### [YOUR GOAL]
You are asked to filter the data below and copy every line holding "Local".

+++ INPUT DATA +++

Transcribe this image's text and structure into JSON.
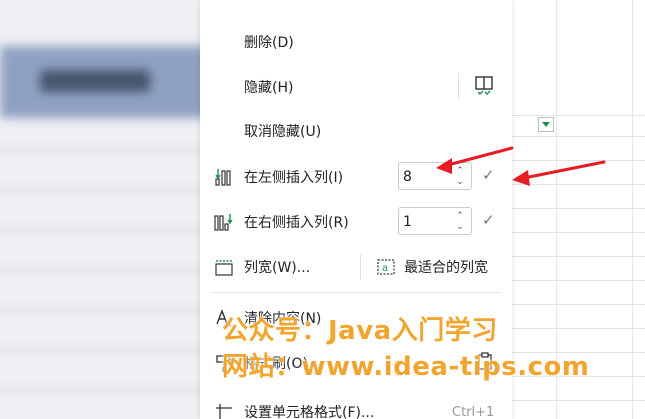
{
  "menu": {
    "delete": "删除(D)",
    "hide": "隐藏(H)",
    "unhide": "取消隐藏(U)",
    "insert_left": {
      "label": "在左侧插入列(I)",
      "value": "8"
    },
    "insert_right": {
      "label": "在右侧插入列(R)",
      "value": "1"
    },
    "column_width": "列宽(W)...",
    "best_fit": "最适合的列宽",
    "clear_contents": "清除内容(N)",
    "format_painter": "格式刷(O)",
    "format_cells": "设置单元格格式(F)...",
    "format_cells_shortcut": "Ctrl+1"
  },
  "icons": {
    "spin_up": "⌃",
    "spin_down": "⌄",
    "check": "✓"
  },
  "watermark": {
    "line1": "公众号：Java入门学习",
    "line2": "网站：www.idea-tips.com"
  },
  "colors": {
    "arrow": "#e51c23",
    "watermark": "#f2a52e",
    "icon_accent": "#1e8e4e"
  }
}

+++
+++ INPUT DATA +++

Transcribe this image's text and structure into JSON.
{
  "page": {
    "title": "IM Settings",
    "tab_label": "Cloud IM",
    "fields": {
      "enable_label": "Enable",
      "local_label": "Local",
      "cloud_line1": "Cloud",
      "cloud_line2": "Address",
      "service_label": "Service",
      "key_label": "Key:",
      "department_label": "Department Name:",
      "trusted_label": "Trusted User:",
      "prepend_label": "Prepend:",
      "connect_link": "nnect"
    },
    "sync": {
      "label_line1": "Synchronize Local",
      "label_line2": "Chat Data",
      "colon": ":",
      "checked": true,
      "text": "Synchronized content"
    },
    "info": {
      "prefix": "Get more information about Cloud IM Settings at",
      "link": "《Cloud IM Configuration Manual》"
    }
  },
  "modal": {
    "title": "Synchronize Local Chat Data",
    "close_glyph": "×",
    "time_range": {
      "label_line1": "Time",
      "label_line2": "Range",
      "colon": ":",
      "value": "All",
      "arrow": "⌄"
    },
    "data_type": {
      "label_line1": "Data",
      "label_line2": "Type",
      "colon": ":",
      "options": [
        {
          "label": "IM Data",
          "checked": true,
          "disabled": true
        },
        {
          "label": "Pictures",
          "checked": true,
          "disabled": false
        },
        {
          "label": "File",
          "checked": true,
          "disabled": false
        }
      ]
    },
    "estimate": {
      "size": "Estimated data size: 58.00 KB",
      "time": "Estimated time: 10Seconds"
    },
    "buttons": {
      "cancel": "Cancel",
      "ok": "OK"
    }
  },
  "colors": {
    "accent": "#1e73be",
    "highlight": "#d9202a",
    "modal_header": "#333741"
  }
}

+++

### [WRITTEN ANSWER]
      "local_label": "Local",
      "label_line1": "Synchronize Local",
    "title": "Synchronize Local Chat Data",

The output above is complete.